OBJECTIVE: To determine the effectiveness in reducing malaria of combining an insect repellent with insecticide treated bed nets compared with the nets alone in an area where vector mosquitoes feed in the early evening.
DESIGN: A double blind, placebo controlled cluster-randomised clinical study.
SETTING: Rural villages and peri-urban districts in the Bolivian Amazon.
PARTICIPANTS: 4008 individuals in 860 households.
INTERVENTIONS: All individuals slept under treated nets; one group also used a plant based insect repellent each evening, a second group used placebo.
MAIN OUTCOME MEASURE: Episodes of Plasmodium falciparum or P vivax malaria confirmed by rapid diagnostic test or blood slide, respectively.
RESULTS: We analysed 15,174 person months at risk and found a highly significant 80% reduction in episodes of P vivax in the group that used treated nets and repellent (incidence rate ratio 0.20, 95% confidence interval 0.11 to 0.38, P
CONCLUSIONS: Insect repellents can provide protection against malaria. In areas where vectors feed in the early evening, effectiveness of treated nets can be significantly increased by using repellent between dusk and bedtime. This has important implications in malaria vector control programmes outside Africa and shows that the combined use of treated nets and insect repellents, as advocated for most tourists travelling to high risk areas, is fully justified.
BMJ (2007) 335 (7628): 1023 [doi: 10.1136/bmj.39356.574641.55]

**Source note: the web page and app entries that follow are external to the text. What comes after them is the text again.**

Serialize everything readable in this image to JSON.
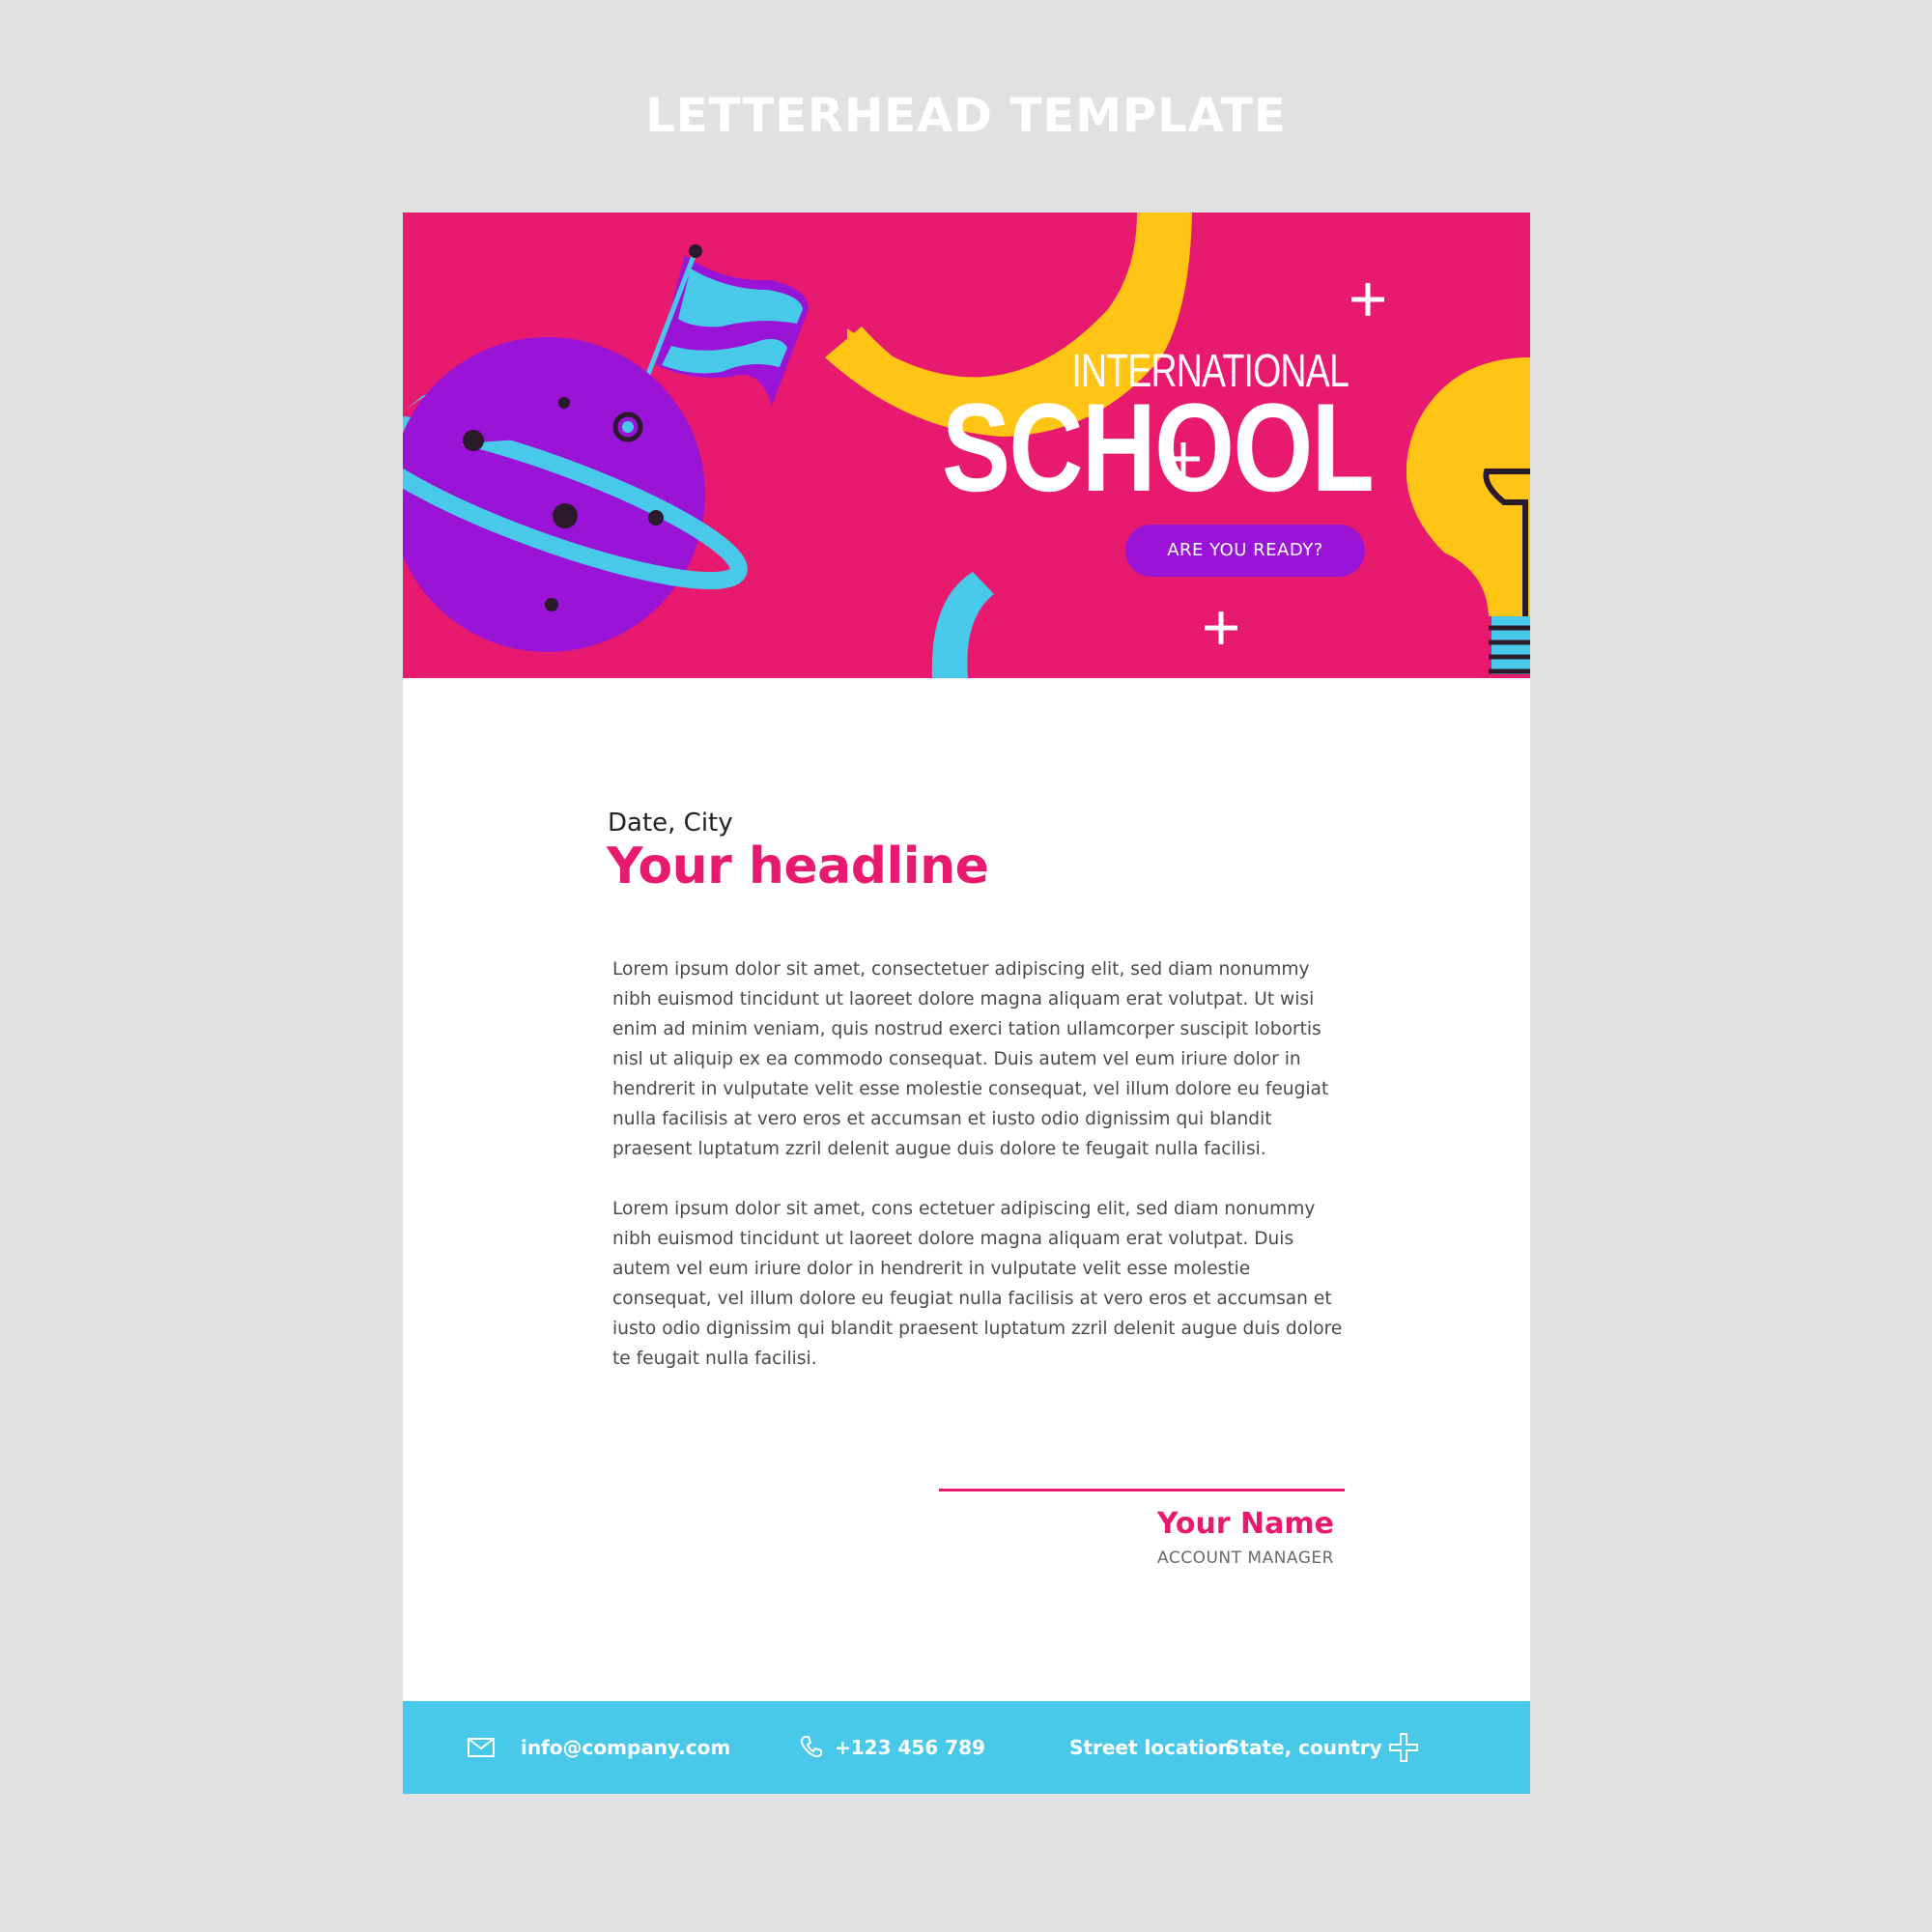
{
  "page_heading": "LETTERHEAD TEMPLATE",
  "banner": {
    "brand_top": "INTERNATIONAL",
    "brand_main": "SCHOOL",
    "tagline_button": "ARE YOU READY?"
  },
  "letter": {
    "date_city": "Date, City",
    "headline": "Your headline",
    "paragraphs": [
      "Lorem ipsum dolor sit amet, consectetuer adipiscing elit, sed diam nonummy nibh euismod tincidunt ut laoreet dolore magna aliquam erat volutpat. Ut wisi enim ad minim veniam, quis nostrud exerci tation ullamcorper suscipit lobortis nisl ut aliquip ex ea commodo consequat. Duis autem vel eum iriure dolor in hendrerit in vulputate velit esse molestie consequat, vel illum dolore eu feugiat nulla facilisis at vero eros et accumsan et iusto odio dignissim qui blandit praesent luptatum zzril delenit augue duis dolore te feugait nulla facilisi.",
      "Lorem ipsum dolor sit amet, cons ectetuer adipiscing elit, sed diam nonummy nibh euismod tincidunt ut laoreet dolore magna aliquam erat volutpat. Duis autem vel eum iriure dolor in hendrerit in vulputate velit esse molestie consequat, vel illum dolore eu feugiat nulla facilisis at vero eros et accumsan et iusto odio dignissim qui blandit praesent luptatum zzril delenit augue duis dolore te feugait nulla facilisi."
    ],
    "signature_name": "Your Name",
    "signature_title": "ACCOUNT MANAGER"
  },
  "footer": {
    "email": "info@company.com",
    "phone": "+123 456 789",
    "street": "Street location",
    "state_country": "State, country"
  },
  "icons": {
    "email": "mail-icon",
    "phone": "phone-icon",
    "decor": "plus-icon"
  },
  "colors": {
    "background": "#e1e1e1",
    "banner_pink": "#e81a6f",
    "purple": "#9a14d8",
    "yellow": "#ffc414",
    "cyan": "#49c9e9",
    "text_gray": "#4a4a4a"
  }
}
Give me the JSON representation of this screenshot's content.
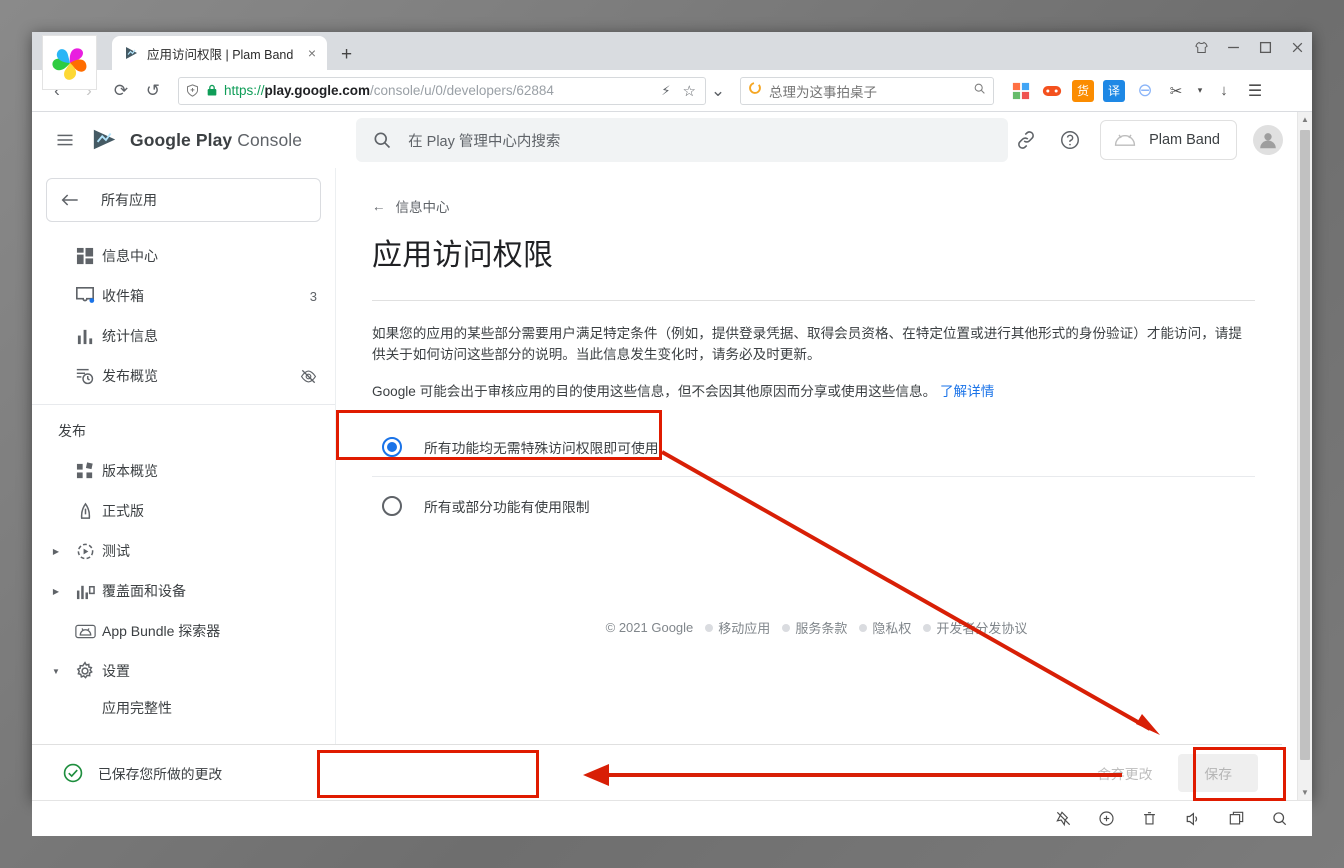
{
  "browser": {
    "tab": {
      "title": "应用访问权限 | Plam Band",
      "close_label": "×",
      "favicon": "play-console-favicon"
    },
    "new_tab_label": "+",
    "window_controls": {
      "theme": "skin-icon",
      "minimize": "–",
      "maximize": "□",
      "close": "✕"
    },
    "nav": {
      "back": "‹",
      "forward": "›",
      "reload": "⟳",
      "undo": "↺"
    },
    "omnibox": {
      "shield": "shield-icon",
      "lock": "lock-icon",
      "scheme": "https://",
      "host": "play.google.com",
      "path": "/console/u/0/developers/62884",
      "lightning": "⚡",
      "star": "☆",
      "chevron": "⌄"
    },
    "search": {
      "engine_icon": "O",
      "value": "总理为这事拍桌子",
      "submit_icon": "search-icon"
    },
    "extensions": [
      {
        "name": "apps-grid-extension",
        "glyph": "▦",
        "color": "#ff7043"
      },
      {
        "name": "game-controller-extension",
        "glyph": "🎮",
        "color": "#f4511e"
      },
      {
        "name": "coupon-extension",
        "glyph": "货",
        "color": "#fb8c00"
      },
      {
        "name": "translate-extension",
        "glyph": "译",
        "color": "#1e88e5"
      },
      {
        "name": "adblock-extension",
        "glyph": "⊖",
        "color": "#8ab4f8"
      },
      {
        "name": "screenshot-extension",
        "glyph": "✂",
        "color": "#4d4d4d"
      },
      {
        "name": "downloads-extension",
        "glyph": "↓",
        "color": "#4d4d4d"
      },
      {
        "name": "menu-extension",
        "glyph": "☰",
        "color": "#4d4d4d"
      }
    ]
  },
  "console": {
    "brand": {
      "google": "Google Play",
      "console": "Console"
    },
    "menu_icon": "hamburger-icon",
    "search_placeholder": "在 Play 管理中心内搜索",
    "link_icon": "link-icon",
    "help_icon": "help-icon",
    "app_chip": {
      "name": "Plam Band",
      "icon": "android-icon"
    },
    "account_icon": "account-avatar"
  },
  "sidebar": {
    "all_apps": "所有应用",
    "back_arrow": "←",
    "items": [
      {
        "label": "信息中心",
        "icon": "dashboard-icon",
        "trailing": "",
        "caret": false
      },
      {
        "label": "收件箱",
        "icon": "inbox-icon",
        "trailing": "3",
        "caret": false
      },
      {
        "label": "统计信息",
        "icon": "statistics-icon",
        "trailing": "",
        "caret": false
      },
      {
        "label": "发布概览",
        "icon": "publishing-overview-icon",
        "trailing": "eye-off-icon",
        "caret": false
      }
    ],
    "section_title": "发布",
    "publish_items": [
      {
        "label": "版本概览",
        "icon": "release-overview-icon",
        "caret": ""
      },
      {
        "label": "正式版",
        "icon": "production-icon",
        "caret": ""
      },
      {
        "label": "测试",
        "icon": "testing-icon",
        "caret": "▶"
      },
      {
        "label": "覆盖面和设备",
        "icon": "reach-devices-icon",
        "caret": "▶"
      },
      {
        "label": "App Bundle 探索器",
        "icon": "app-bundle-icon",
        "caret": ""
      },
      {
        "label": "设置",
        "icon": "settings-gear-icon",
        "caret": "▼"
      }
    ],
    "sub_item": "应用完整性"
  },
  "main": {
    "breadcrumb": "信息中心",
    "breadcrumb_arrow": "←",
    "title": "应用访问权限",
    "paragraph1": "如果您的应用的某些部分需要用户满足特定条件（例如，提供登录凭据、取得会员资格、在特定位置或进行其他形式的身份验证）才能访问，请提供关于如何访问这些部分的说明。当此信息发生变化时，请务必及时更新。",
    "paragraph2_text": "Google 可能会出于审核应用的目的使用这些信息，但不会因其他原因而分享或使用这些信息。",
    "paragraph2_link": "了解详情",
    "options": [
      {
        "label": "所有功能均无需特殊访问权限即可使用",
        "selected": true
      },
      {
        "label": "所有或部分功能有使用限制",
        "selected": false
      }
    ],
    "footer": {
      "copyright": "© 2021 Google",
      "links": [
        "移动应用",
        "服务条款",
        "隐私权",
        "开发者分发协议"
      ]
    }
  },
  "action_bar": {
    "saved_message": "已保存您所做的更改",
    "saved_icon": "check-circle-icon",
    "discard_label": "舍弃更改",
    "save_label": "保存"
  },
  "taskbar": {
    "icons": [
      "pin-off-icon",
      "eyedropper-icon",
      "trash-icon",
      "volume-icon",
      "window-icon",
      "search-icon"
    ]
  },
  "colors": {
    "accent_blue": "#1a73e8",
    "annotation_red": "#e01b00",
    "success_green": "#1e8e3e",
    "scheme_green": "#0f9d58"
  }
}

Plant based insect repellent and insecticide treated bed nets to protect against malaria in areas of early evening biting vectors: double blind randomised placebo controlled clinical trial in the Bolivian Amazon.